(Required work):
Set down the data that follows, exactly and completely.

Excerpts from an interface dataset:
* * * * * * * * *

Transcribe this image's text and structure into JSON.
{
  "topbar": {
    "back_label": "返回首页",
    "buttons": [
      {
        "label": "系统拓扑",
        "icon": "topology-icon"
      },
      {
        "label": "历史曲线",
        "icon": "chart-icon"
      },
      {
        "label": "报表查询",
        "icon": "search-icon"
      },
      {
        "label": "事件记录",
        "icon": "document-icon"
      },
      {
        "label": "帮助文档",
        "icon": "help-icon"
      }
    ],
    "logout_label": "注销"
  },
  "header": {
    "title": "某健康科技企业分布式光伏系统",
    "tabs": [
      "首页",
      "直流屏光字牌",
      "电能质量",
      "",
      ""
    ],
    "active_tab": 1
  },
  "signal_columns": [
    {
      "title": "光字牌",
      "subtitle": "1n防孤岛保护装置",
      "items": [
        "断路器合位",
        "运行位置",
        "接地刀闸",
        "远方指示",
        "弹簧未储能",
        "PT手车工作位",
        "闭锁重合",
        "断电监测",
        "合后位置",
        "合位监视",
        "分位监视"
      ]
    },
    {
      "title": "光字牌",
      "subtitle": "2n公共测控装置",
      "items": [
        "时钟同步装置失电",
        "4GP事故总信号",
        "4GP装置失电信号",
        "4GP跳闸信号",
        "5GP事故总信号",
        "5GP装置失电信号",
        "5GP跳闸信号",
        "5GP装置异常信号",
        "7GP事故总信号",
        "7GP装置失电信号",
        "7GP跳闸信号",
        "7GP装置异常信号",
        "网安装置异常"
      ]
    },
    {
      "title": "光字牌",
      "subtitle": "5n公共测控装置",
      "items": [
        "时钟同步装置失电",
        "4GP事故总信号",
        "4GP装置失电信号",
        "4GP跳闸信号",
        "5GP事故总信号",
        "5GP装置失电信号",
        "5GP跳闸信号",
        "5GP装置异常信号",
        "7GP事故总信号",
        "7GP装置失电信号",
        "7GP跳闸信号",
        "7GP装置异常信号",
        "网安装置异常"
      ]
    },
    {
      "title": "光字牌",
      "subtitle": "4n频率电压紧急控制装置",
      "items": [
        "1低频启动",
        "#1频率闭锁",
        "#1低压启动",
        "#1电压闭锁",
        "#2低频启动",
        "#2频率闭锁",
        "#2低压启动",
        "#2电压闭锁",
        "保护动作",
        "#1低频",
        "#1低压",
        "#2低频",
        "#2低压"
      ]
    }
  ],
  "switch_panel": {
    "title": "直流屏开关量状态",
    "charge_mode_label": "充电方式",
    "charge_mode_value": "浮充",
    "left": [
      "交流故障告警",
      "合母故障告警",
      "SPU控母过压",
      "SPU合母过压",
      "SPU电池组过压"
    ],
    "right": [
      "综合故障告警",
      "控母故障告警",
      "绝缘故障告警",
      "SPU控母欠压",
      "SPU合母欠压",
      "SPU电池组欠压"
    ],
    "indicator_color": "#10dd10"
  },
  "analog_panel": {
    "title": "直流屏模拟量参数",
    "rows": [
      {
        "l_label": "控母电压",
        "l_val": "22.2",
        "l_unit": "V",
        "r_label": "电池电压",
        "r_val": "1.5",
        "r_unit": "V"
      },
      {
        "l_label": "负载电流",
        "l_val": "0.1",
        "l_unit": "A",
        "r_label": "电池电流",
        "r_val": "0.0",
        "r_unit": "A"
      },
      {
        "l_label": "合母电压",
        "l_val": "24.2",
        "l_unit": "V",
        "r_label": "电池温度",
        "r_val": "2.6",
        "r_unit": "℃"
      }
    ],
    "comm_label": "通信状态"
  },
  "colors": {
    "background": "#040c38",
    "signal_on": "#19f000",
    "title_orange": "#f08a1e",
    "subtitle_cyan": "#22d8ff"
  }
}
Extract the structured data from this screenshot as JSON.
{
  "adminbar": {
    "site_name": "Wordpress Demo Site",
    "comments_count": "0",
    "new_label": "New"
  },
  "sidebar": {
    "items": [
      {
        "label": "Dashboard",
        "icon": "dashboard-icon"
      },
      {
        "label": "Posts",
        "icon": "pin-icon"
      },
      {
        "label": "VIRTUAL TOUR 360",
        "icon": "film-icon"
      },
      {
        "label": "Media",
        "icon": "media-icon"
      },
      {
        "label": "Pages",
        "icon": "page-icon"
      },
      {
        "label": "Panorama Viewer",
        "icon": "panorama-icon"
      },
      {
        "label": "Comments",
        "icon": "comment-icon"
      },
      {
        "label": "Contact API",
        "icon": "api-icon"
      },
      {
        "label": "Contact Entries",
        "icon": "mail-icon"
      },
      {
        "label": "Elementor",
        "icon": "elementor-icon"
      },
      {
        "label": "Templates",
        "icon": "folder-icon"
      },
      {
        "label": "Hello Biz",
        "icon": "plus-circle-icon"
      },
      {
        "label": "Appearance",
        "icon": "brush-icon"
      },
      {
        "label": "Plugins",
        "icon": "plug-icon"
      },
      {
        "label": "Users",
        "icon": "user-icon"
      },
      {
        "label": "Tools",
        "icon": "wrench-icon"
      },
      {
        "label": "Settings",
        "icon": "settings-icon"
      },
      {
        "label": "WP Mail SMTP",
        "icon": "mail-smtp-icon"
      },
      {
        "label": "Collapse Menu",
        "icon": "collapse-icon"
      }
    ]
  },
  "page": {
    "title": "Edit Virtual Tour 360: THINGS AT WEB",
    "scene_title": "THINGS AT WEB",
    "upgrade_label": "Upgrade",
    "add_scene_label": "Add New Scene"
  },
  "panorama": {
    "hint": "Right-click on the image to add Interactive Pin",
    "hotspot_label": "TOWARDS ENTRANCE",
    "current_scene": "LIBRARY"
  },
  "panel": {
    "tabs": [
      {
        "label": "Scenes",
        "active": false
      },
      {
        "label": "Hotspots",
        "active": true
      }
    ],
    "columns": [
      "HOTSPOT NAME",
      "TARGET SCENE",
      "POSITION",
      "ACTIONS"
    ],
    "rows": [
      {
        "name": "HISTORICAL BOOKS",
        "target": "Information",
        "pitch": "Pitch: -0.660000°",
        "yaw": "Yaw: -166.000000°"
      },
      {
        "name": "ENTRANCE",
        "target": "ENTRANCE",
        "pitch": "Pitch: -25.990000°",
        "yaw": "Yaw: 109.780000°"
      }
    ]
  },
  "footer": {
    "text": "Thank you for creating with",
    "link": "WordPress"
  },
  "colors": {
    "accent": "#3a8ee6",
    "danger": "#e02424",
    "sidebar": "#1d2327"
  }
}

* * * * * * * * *

(Answer section):
Transcribe this image's text and structure into JSON.
{
  "topbar": {
    "back_label": "返回首页",
    "buttons": [
      {
        "label": "系统拓扑",
        "icon": "topology-icon"
      },
      {
        "label": "历史曲线",
        "icon": "chart-icon"
      },
      {
        "label": "报表查询",
        "icon": "search-icon"
      },
      {
        "label": "事件记录",
        "icon": "document-icon"
      },
      {
        "label": "帮助文档",
        "icon": "help-icon"
      }
    ],
    "logout_label": "注销"
  },
  "header": {
    "title": "某健康科技企业分布式光伏系统",
    "tabs": [
      "首页",
      "直流屏光字牌",
      "电能质量",
      "",
      ""
    ],
    "active_tab": 1
  },
  "signal_columns": [
    {
      "title": "光字牌",
      "subtitle": "1n防孤岛保护装置",
      "items": [
        "断路器合位",
        "运行位置",
        "接地刀闸",
        "远方指示",
        "弹簧未储能",
        "PT手车工作位",
        "闭锁重合",
        "断电监测",
        "合后位置",
        "合位监视",
        "分位监视"
      ]
    },
    {
      "title": "光字牌",
      "subtitle": "2n公共测控装置",
      "items": [
        "时钟同步装置失电",
        "4GP事故总信号",
        "4GP装置失电信号",
        "4GP跳闸信号",
        "5GP事故总信号",
        "5GP装置失电信号",
        "5GP跳闸信号",
        "5GP装置异常信号",
        "7GP事故总信号",
        "7GP装置失电信号",
        "7GP跳闸信号",
        "7GP装置异常信号",
        "网安装置异常"
      ]
    },
    {
      "title": "光字牌",
      "subtitle": "5n公共测控装置",
      "items": [
        "时钟同步装置失电",
        "4GP事故总信号",
        "4GP装置失电信号",
        "4GP跳闸信号",
        "5GP事故总信号",
        "5GP装置失电信号",
        "5GP跳闸信号",
        "5GP装置异常信号",
        "7GP事故总信号",
        "7GP装置失电信号",
        "7GP跳闸信号",
        "7GP装置异常信号",
        "网安装置异常"
      ]
    },
    {
      "title": "光字牌",
      "subtitle": "4n频率电压紧急控制装置",
      "items": [
        "1低频启动",
        "#1频率闭锁",
        "#1低压启动",
        "#1电压闭锁",
        "#2低频启动",
        "#2频率闭锁",
        "#2低压启动",
        "#2电压闭锁",
        "保护动作",
        "#1低频",
        "#1低压",
        "#2低频",
        "#2低压"
      ]
    }
  ],
  "switch_panel": {
    "title": "直流屏开关量状态",
    "charge_mode_label": "充电方式",
    "charge_mode_value": "浮充",
    "left": [
      "交流故障告警",
      "合母故障告警",
      "SPU控母过压",
      "SPU合母过压",
      "SPU电池组过压"
    ],
    "right": [
      "综合故障告警",
      "控母故障告警",
      "绝缘故障告警",
      "SPU控母欠压",
      "SPU合母欠压",
      "SPU电池组欠压"
    ],
    "indicator_color": "#10dd10"
  },
  "analog_panel": {
    "title": "直流屏模拟量参数",
    "rows": [
      {
        "l_label": "控母电压",
        "l_val": "22.2",
        "l_unit": "V",
        "r_label": "电池电压",
        "r_val": "1.5",
        "r_unit": "V"
      },
      {
        "l_label": "负载电流",
        "l_val": "0.1",
        "l_unit": "A",
        "r_label": "电池电流",
        "r_val": "0.0",
        "r_unit": "A"
      },
      {
        "l_label": "合母电压",
        "l_val": "24.2",
        "l_unit": "V",
        "r_label": "电池温度",
        "r_val": "2.6",
        "r_unit": "℃"
      }
    ],
    "comm_label": "通信状态"
  },
  "colors": {
    "background": "#040c38",
    "signal_on": "#19f000",
    "title_orange": "#f08a1e",
    "subtitle_cyan": "#22d8ff"
  }
}
Extract the structured data from this screenshot as JSON.
{
  "adminbar": {
    "site_name": "Wordpress Demo Site",
    "comments_count": "0",
    "new_label": "New"
  },
  "sidebar": {
    "items": [
      {
        "label": "Dashboard",
        "icon": "dashboard-icon"
      },
      {
        "label": "Posts",
        "icon": "pin-icon"
      },
      {
        "label": "VIRTUAL TOUR 360",
        "icon": "film-icon"
      },
      {
        "label": "Media",
        "icon": "media-icon"
      },
      {
        "label": "Pages",
        "icon": "page-icon"
      },
      {
        "label": "Panorama Viewer",
        "icon": "panorama-icon"
      },
      {
        "label": "Comments",
        "icon": "comment-icon"
      },
      {
        "label": "Contact API",
        "icon": "api-icon"
      },
      {
        "label": "Contact Entries",
        "icon": "mail-icon"
      },
      {
        "label": "Elementor",
        "icon": "elementor-icon"
      },
      {
        "label": "Templates",
        "icon": "folder-icon"
      },
      {
        "label": "Hello Biz",
        "icon": "plus-circle-icon"
      },
      {
        "label": "Appearance",
        "icon": "brush-icon"
      },
      {
        "label": "Plugins",
        "icon": "plug-icon"
      },
      {
        "label": "Users",
        "icon": "user-icon"
      },
      {
        "label": "Tools",
        "icon": "wrench-icon"
      },
      {
        "label": "Settings",
        "icon": "settings-icon"
      },
      {
        "label": "WP Mail SMTP",
        "icon": "mail-smtp-icon"
      },
      {
        "label": "Collapse Menu",
        "icon": "collapse-icon"
      }
    ]
  },
  "page": {
    "title": "Edit Virtual Tour 360: THINGS AT WEB",
    "scene_title": "THINGS AT WEB",
    "upgrade_label": "Upgrade",
    "add_scene_label": "Add New Scene"
  },
  "panorama": {
    "hint": "Right-click on the image to add Interactive Pin",
    "hotspot_label": "TOWARDS ENTRANCE",
    "current_scene": "LIBRARY"
  },
  "panel": {
    "tabs": [
      {
        "label": "Scenes",
        "active": false
      },
      {
        "label": "Hotspots",
        "active": true
      }
    ],
    "columns": [
      "HOTSPOT NAME",
      "TARGET SCENE",
      "POSITION",
      "ACTIONS"
    ],
    "rows": [
      {
        "name": "HISTORICAL BOOKS",
        "target": "Information",
        "pitch": "Pitch: -0.660000°",
        "yaw": "Yaw: -166.000000°"
      },
      {
        "name": "ENTRANCE",
        "target": "ENTRANCE",
        "pitch": "Pitch: -25.990000°",
        "yaw": "Yaw: 109.780000°"
      }
    ]
  },
  "footer": {
    "text": "Thank you for creating with",
    "link": "WordPress"
  },
  "colors": {
    "accent": "#3a8ee6",
    "danger": "#e02424",
    "sidebar": "#1d2327"
  }
}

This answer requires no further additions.